Even though a four-year education can be almost unbelievably expensive, obtaining a bachelor’s degree is a good way to build wealth. In fact, according to reporting from CNBC, individuals with these degrees tend to earn about 75% more over their lifetimes than those who only have high school diplomas.
If you need financial assistance to turn your educational dreams into reality, you have probably heard about the risks of possessing or selling drugs. After all, the U.S. Department of Education had a harsh practice of suspending federal grants, loans and work-study funds for students with drug convictions.
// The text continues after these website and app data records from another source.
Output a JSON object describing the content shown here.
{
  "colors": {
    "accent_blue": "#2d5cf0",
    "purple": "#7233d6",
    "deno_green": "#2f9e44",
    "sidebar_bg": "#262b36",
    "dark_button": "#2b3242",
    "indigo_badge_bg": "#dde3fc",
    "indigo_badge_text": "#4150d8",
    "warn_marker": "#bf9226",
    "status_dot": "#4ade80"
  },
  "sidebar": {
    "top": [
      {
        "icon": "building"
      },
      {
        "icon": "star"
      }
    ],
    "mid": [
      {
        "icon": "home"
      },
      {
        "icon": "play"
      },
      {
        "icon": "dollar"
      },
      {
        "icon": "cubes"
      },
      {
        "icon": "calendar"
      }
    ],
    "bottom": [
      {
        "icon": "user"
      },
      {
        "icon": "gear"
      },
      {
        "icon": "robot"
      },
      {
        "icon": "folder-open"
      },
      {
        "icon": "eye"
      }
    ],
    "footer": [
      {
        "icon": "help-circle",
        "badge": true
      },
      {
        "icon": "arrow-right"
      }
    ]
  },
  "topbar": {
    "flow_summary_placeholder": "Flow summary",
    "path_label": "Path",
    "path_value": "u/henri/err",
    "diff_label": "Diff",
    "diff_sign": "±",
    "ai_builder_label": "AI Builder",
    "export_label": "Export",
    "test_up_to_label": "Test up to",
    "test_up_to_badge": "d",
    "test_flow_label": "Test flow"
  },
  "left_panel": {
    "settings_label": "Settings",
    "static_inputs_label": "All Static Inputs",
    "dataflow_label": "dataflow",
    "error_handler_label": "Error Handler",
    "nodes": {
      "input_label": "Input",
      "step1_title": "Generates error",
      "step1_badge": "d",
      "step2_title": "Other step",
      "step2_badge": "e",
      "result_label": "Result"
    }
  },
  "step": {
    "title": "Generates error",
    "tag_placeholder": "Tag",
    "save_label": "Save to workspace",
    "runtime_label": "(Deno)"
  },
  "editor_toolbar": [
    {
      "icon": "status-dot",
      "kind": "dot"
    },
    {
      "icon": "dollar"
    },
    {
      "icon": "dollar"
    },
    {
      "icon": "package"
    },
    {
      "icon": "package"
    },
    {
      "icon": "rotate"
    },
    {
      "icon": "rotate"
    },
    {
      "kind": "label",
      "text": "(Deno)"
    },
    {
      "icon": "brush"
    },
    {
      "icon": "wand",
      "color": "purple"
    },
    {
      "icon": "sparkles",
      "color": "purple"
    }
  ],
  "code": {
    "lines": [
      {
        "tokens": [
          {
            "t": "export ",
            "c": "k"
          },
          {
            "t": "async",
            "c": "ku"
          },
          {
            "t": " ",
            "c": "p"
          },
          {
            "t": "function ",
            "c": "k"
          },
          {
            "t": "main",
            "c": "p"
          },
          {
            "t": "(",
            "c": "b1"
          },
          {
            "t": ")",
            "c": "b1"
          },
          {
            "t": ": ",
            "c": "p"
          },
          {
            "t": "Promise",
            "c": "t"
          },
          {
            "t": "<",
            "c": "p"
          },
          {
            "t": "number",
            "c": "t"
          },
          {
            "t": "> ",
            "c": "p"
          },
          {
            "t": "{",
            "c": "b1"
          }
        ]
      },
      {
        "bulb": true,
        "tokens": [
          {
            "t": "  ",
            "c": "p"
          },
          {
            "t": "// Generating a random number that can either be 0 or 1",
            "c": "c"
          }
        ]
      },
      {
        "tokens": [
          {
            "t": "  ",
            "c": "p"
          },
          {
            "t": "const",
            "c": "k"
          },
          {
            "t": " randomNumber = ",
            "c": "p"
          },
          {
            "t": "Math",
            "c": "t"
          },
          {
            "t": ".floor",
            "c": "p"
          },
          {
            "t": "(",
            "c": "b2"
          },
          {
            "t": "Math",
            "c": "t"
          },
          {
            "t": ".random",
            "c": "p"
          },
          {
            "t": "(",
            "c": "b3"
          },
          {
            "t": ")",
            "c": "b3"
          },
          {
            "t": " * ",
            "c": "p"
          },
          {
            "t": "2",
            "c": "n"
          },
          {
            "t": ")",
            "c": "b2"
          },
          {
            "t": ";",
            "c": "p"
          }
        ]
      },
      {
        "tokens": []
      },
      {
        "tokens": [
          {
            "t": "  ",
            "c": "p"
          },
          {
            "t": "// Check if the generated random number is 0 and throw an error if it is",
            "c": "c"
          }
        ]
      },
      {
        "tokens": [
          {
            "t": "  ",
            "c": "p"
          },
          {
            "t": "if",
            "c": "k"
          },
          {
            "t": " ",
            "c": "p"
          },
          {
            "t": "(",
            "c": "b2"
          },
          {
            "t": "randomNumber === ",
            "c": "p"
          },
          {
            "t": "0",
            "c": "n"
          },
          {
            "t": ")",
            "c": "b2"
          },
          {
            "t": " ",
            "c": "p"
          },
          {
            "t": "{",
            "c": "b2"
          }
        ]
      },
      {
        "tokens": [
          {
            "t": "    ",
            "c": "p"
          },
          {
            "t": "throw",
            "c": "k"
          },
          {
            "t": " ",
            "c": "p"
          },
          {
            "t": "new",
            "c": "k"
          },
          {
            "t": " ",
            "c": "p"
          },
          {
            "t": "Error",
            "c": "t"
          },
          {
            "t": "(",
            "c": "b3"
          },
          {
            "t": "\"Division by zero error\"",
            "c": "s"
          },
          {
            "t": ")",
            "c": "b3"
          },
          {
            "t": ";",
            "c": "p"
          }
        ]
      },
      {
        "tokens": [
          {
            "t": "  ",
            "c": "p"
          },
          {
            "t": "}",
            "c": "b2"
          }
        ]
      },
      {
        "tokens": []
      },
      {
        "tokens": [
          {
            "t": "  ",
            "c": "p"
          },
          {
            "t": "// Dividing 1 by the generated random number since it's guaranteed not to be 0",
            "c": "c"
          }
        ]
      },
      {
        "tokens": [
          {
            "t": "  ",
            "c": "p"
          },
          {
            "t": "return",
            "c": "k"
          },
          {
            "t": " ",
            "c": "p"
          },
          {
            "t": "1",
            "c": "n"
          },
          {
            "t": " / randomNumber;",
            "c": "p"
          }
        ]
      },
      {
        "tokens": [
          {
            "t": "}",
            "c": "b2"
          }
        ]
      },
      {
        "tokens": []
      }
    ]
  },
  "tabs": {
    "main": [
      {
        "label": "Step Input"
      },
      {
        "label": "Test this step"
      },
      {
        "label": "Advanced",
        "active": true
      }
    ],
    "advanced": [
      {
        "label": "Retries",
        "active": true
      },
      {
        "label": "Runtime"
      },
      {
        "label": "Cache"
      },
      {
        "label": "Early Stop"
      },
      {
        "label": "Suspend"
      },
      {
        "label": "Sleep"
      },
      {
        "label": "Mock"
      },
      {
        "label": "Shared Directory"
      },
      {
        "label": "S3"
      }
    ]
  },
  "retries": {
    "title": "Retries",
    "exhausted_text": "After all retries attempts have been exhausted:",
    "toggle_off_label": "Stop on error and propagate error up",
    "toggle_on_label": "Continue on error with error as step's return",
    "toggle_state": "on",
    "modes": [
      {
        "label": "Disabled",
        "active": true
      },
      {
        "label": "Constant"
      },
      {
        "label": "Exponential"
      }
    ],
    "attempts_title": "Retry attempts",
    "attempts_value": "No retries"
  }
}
Thankfully, that holdover from the war on drugs no longer exists.
You probably can keep your federal dollars
After receiving pressure from criminal justice advocates for decades, the DOE says it does not consider a student’s drug convictions when determining eligibility for college aid. Nevertheless, the DOE continues to inquire about these convictions on the Free Application for Federal Student Aid.
While you must answer the FAFSA’s questions honestly, you do not have to worry about becoming ineligible for financial assistance.
You still may lose other types of financial aid
Many college students have comprehensive financial aid packages. Your package may include federal educational funding, private scholarships and even financial assistance from your college or university. If so, it is important to note the DOE’s policy change applies only to FAFSA dollars.
While you are not at risk of losing your government-subsidized funds, your private scholarships or university aid may be in jeopardy. Therefore, it is important to understand the effects a potential drug conviction may have on your educational budget.
Ultimately, to keep college as affordable as possible, it may be advisable to look into all possible defense options before accepting a prosecutor’s plea deal.